Problem details >>
Wherever the word "name" appears in a line of the data, that line should be copied.

Dataset entries >>
--- START ---
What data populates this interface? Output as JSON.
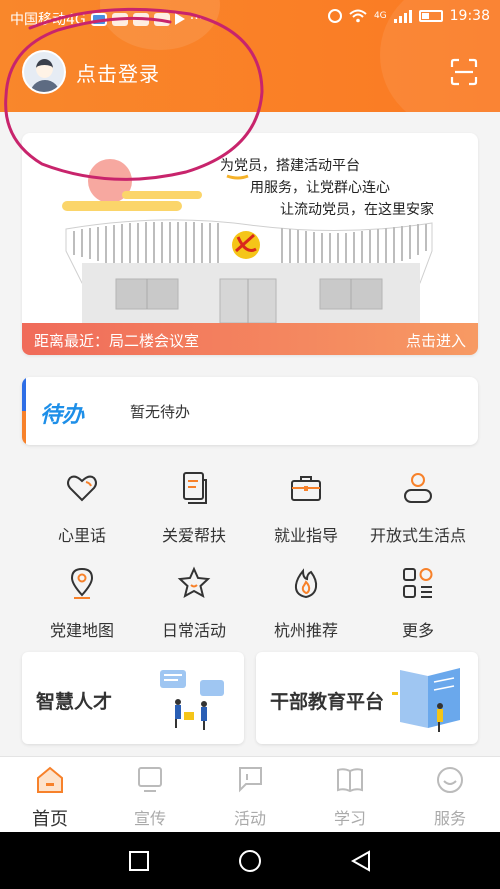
{
  "status_bar": {
    "carrier": "中国移动4G",
    "network": "4G",
    "time": "19:38"
  },
  "header": {
    "login_text": "点击登录",
    "avatar_icon": "user-avatar-icon",
    "scan_icon": "scan-icon",
    "background_color": "#f9872b"
  },
  "banner": {
    "slogan_lines": [
      "为党员，搭建活动平台",
      "用服务，让党群心连心",
      "让流动党员，在这里安家"
    ],
    "distance_text": "距离最近：局二楼会议室",
    "enter_text": "点击进入"
  },
  "todo": {
    "logo_text": "待办",
    "status_text": "暂无待办"
  },
  "features": [
    {
      "label": "心里话",
      "icon": "heart-icon"
    },
    {
      "label": "关爱帮扶",
      "icon": "document-icon"
    },
    {
      "label": "就业指导",
      "icon": "briefcase-icon"
    },
    {
      "label": "开放式生活点",
      "icon": "person-icon"
    },
    {
      "label": "党建地图",
      "icon": "map-pin-icon"
    },
    {
      "label": "日常活动",
      "icon": "star-icon"
    },
    {
      "label": "杭州推荐",
      "icon": "flame-icon"
    },
    {
      "label": "更多",
      "icon": "grid-more-icon"
    }
  ],
  "cards": [
    {
      "title": "智慧人才"
    },
    {
      "title": "干部教育平台"
    }
  ],
  "tabs": [
    {
      "label": "首页",
      "icon": "home-icon",
      "active": true
    },
    {
      "label": "宣传",
      "icon": "monitor-icon",
      "active": false
    },
    {
      "label": "活动",
      "icon": "chat-flag-icon",
      "active": false
    },
    {
      "label": "学习",
      "icon": "book-icon",
      "active": false
    },
    {
      "label": "服务",
      "icon": "smile-icon",
      "active": false
    }
  ],
  "colors": {
    "accent": "#f9872b",
    "banner_bar": "#f06b5a",
    "todo_blue": "#1e8fe8",
    "annotation": "#c8246c"
  }
}
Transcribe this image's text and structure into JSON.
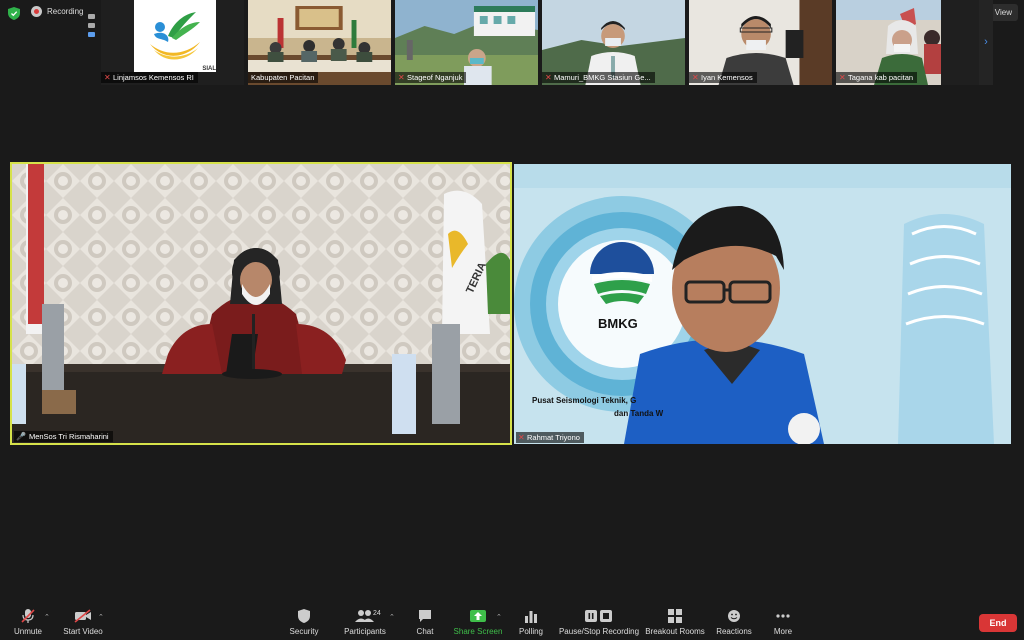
{
  "topbar": {
    "recording_label": "Recording",
    "view_label": "View"
  },
  "gallery": [
    {
      "name": "Linjamsos Kemensos RI",
      "muted": true,
      "logo_text": "SIAL"
    },
    {
      "name": "Kabupaten Pacitan",
      "muted": false
    },
    {
      "name": "Stageof Nganjuk",
      "muted": true
    },
    {
      "name": "Mamuri_BMKG Stasiun Ge...",
      "muted": true
    },
    {
      "name": "Iyan Kemensos",
      "muted": true
    },
    {
      "name": "Tagana kab pacitan",
      "muted": true
    }
  ],
  "main": {
    "left": {
      "name": "MenSos Tri Rismaharini",
      "flag_text": "TERIA"
    },
    "right": {
      "name": "Rahmat Triyono",
      "logo_text": "BMKG",
      "caption_line1": "Pusat Seismologi Teknik, G",
      "caption_line2": "dan Tanda W"
    }
  },
  "toolbar": {
    "unmute": "Unmute",
    "start_video": "Start Video",
    "security": "Security",
    "participants": "Participants",
    "participants_count": "24",
    "chat": "Chat",
    "share_screen": "Share Screen",
    "polling": "Polling",
    "pause_recording": "Pause/Stop Recording",
    "breakout_rooms": "Breakout Rooms",
    "reactions": "Reactions",
    "more": "More",
    "end": "End"
  },
  "colors": {
    "active_speaker_border": "#d6e24a",
    "end_button": "#d93636",
    "share_green": "#3fbf4a",
    "muted_red": "#e04848"
  }
}
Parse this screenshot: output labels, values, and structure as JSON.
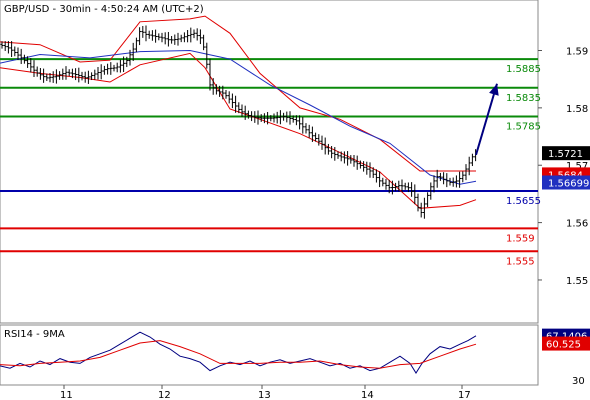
{
  "header": {
    "title": "GBP/USD - 30min - 4:50:24 AM (UTC+2)"
  },
  "colors": {
    "resistance": "#0a8a0a",
    "support_red": "#e00000",
    "pivot": "#0000aa",
    "bollinger": "#e00000",
    "ma": "#2030c0",
    "candles": "#000000",
    "arrow": "#000080",
    "rsi_line": "#000080",
    "rsi_ma": "#e00000"
  },
  "chart_data": [
    {
      "type": "candlestick",
      "title": "GBP/USD - 30min - 4:50:24 AM (UTC+2)",
      "ylim": [
        1.5425,
        1.5988
      ],
      "y_ticks": [
        1.59,
        1.58,
        1.57,
        1.56,
        1.55
      ],
      "x_ticks": [
        "11",
        "12",
        "13",
        "14",
        "17"
      ],
      "price_readout": "1.5721",
      "price_path": [
        [
          0,
          1.591
        ],
        [
          8,
          1.5905
        ],
        [
          16,
          1.5895
        ],
        [
          26,
          1.588
        ],
        [
          36,
          1.5862
        ],
        [
          46,
          1.5852
        ],
        [
          56,
          1.5855
        ],
        [
          66,
          1.5862
        ],
        [
          76,
          1.5858
        ],
        [
          86,
          1.5852
        ],
        [
          96,
          1.586
        ],
        [
          106,
          1.5868
        ],
        [
          116,
          1.587
        ],
        [
          126,
          1.588
        ],
        [
          134,
          1.5905
        ],
        [
          140,
          1.5935
        ],
        [
          146,
          1.5928
        ],
        [
          154,
          1.5925
        ],
        [
          162,
          1.5922
        ],
        [
          170,
          1.5918
        ],
        [
          178,
          1.592
        ],
        [
          186,
          1.5925
        ],
        [
          194,
          1.593
        ],
        [
          202,
          1.592
        ],
        [
          206,
          1.5885
        ],
        [
          210,
          1.584
        ],
        [
          216,
          1.583
        ],
        [
          224,
          1.5825
        ],
        [
          232,
          1.581
        ],
        [
          240,
          1.5795
        ],
        [
          250,
          1.5785
        ],
        [
          260,
          1.5782
        ],
        [
          272,
          1.5782
        ],
        [
          284,
          1.5785
        ],
        [
          296,
          1.5778
        ],
        [
          304,
          1.5765
        ],
        [
          312,
          1.5752
        ],
        [
          320,
          1.574
        ],
        [
          330,
          1.5722
        ],
        [
          340,
          1.5715
        ],
        [
          350,
          1.571
        ],
        [
          360,
          1.57
        ],
        [
          370,
          1.569
        ],
        [
          380,
          1.5672
        ],
        [
          390,
          1.566
        ],
        [
          400,
          1.5665
        ],
        [
          410,
          1.566
        ],
        [
          416,
          1.564
        ],
        [
          420,
          1.5612
        ],
        [
          426,
          1.564
        ],
        [
          432,
          1.5668
        ],
        [
          438,
          1.5682
        ],
        [
          444,
          1.5675
        ],
        [
          450,
          1.567
        ],
        [
          456,
          1.5672
        ],
        [
          462,
          1.568
        ],
        [
          468,
          1.57
        ],
        [
          474,
          1.572
        ],
        [
          478,
          1.5721
        ]
      ],
      "moving_average": [
        [
          0,
          1.5878
        ],
        [
          40,
          1.5893
        ],
        [
          90,
          1.5887
        ],
        [
          140,
          1.5898
        ],
        [
          190,
          1.59
        ],
        [
          230,
          1.5885
        ],
        [
          270,
          1.584
        ],
        [
          310,
          1.5805
        ],
        [
          350,
          1.5768
        ],
        [
          390,
          1.5738
        ],
        [
          430,
          1.5683
        ],
        [
          460,
          1.5667
        ],
        [
          476,
          1.5672
        ]
      ],
      "bollinger_upper": [
        [
          0,
          1.5915
        ],
        [
          40,
          1.591
        ],
        [
          80,
          1.588
        ],
        [
          110,
          1.5883
        ],
        [
          140,
          1.595
        ],
        [
          190,
          1.5955
        ],
        [
          205,
          1.596
        ],
        [
          230,
          1.593
        ],
        [
          260,
          1.586
        ],
        [
          300,
          1.58
        ],
        [
          340,
          1.578
        ],
        [
          380,
          1.5745
        ],
        [
          420,
          1.569
        ],
        [
          460,
          1.569
        ],
        [
          476,
          1.569
        ]
      ],
      "bollinger_lower": [
        [
          0,
          1.587
        ],
        [
          40,
          1.586
        ],
        [
          80,
          1.5853
        ],
        [
          110,
          1.5845
        ],
        [
          140,
          1.5875
        ],
        [
          190,
          1.5895
        ],
        [
          205,
          1.587
        ],
        [
          230,
          1.5798
        ],
        [
          260,
          1.578
        ],
        [
          300,
          1.5755
        ],
        [
          340,
          1.5722
        ],
        [
          380,
          1.5688
        ],
        [
          420,
          1.5625
        ],
        [
          460,
          1.563
        ],
        [
          476,
          1.564
        ]
      ],
      "arrow": {
        "from": [
          476,
          1.5718
        ],
        "to": [
          497,
          1.5842
        ]
      },
      "levels": [
        {
          "label": "1.5885",
          "value": 1.5885,
          "kind": "resistance"
        },
        {
          "label": "1.5835",
          "value": 1.5835,
          "kind": "resistance"
        },
        {
          "label": "1.5785",
          "value": 1.5785,
          "kind": "resistance"
        },
        {
          "label": "1.5655",
          "value": 1.5655,
          "kind": "pivot"
        },
        {
          "label": "1.559",
          "value": 1.559,
          "kind": "support"
        },
        {
          "label": "1.555",
          "value": 1.555,
          "kind": "support"
        }
      ],
      "tags": [
        {
          "label": "1.5684",
          "value": 1.5684,
          "kind": "bollinger"
        },
        {
          "label": "1.56699",
          "value": 1.56699,
          "kind": "ma"
        }
      ]
    },
    {
      "type": "line",
      "title": "RSI14 - 9MA",
      "ylim": [
        26,
        76
      ],
      "y_ticks": [
        70,
        30
      ],
      "readouts": [
        {
          "label": "67.1406",
          "value": 67.1406,
          "kind": "rsi"
        },
        {
          "label": "60.525",
          "value": 60.525,
          "kind": "ma"
        }
      ],
      "series": [
        {
          "key": "rsi",
          "points": [
            [
              0,
              42
            ],
            [
              10,
              40
            ],
            [
              20,
              44
            ],
            [
              30,
              41
            ],
            [
              40,
              46
            ],
            [
              50,
              43
            ],
            [
              60,
              48
            ],
            [
              70,
              45
            ],
            [
              80,
              44
            ],
            [
              90,
              49
            ],
            [
              100,
              52
            ],
            [
              110,
              55
            ],
            [
              120,
              60
            ],
            [
              130,
              65
            ],
            [
              140,
              70
            ],
            [
              150,
              66
            ],
            [
              160,
              60
            ],
            [
              170,
              56
            ],
            [
              180,
              50
            ],
            [
              190,
              48
            ],
            [
              200,
              45
            ],
            [
              210,
              38
            ],
            [
              220,
              42
            ],
            [
              230,
              45
            ],
            [
              240,
              43
            ],
            [
              250,
              46
            ],
            [
              260,
              42
            ],
            [
              270,
              45
            ],
            [
              280,
              47
            ],
            [
              290,
              44
            ],
            [
              300,
              46
            ],
            [
              310,
              48
            ],
            [
              320,
              45
            ],
            [
              330,
              42
            ],
            [
              340,
              44
            ],
            [
              350,
              40
            ],
            [
              360,
              42
            ],
            [
              370,
              38
            ],
            [
              380,
              40
            ],
            [
              390,
              45
            ],
            [
              400,
              50
            ],
            [
              410,
              44
            ],
            [
              416,
              36
            ],
            [
              422,
              44
            ],
            [
              430,
              52
            ],
            [
              440,
              58
            ],
            [
              450,
              56
            ],
            [
              460,
              60
            ],
            [
              468,
              63
            ],
            [
              476,
              67
            ]
          ]
        },
        {
          "key": "ma",
          "points": [
            [
              0,
              43
            ],
            [
              20,
              42
            ],
            [
              40,
              44
            ],
            [
              60,
              45
            ],
            [
              80,
              46
            ],
            [
              100,
              49
            ],
            [
              120,
              55
            ],
            [
              140,
              61
            ],
            [
              160,
              63
            ],
            [
              180,
              58
            ],
            [
              200,
              52
            ],
            [
              220,
              44
            ],
            [
              240,
              44
            ],
            [
              260,
              44
            ],
            [
              280,
              45
            ],
            [
              300,
              45
            ],
            [
              320,
              46
            ],
            [
              340,
              43
            ],
            [
              360,
              41
            ],
            [
              380,
              40
            ],
            [
              400,
              43
            ],
            [
              420,
              44
            ],
            [
              440,
              50
            ],
            [
              460,
              56
            ],
            [
              476,
              60
            ]
          ]
        }
      ]
    }
  ]
}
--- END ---
Exercise answer >>
      "name": "Linjamsos Kemensos RI",
      "name": "Kabupaten Pacitan",
      "name": "Stageof Nganjuk",
      "name": "Mamuri_BMKG Stasiun Ge...",
      "name": "Iyan Kemensos",
      "name": "Tagana kab pacitan",
      "name": "MenSos Tri Rismaharini",
      "name": "Rahmat Triyono",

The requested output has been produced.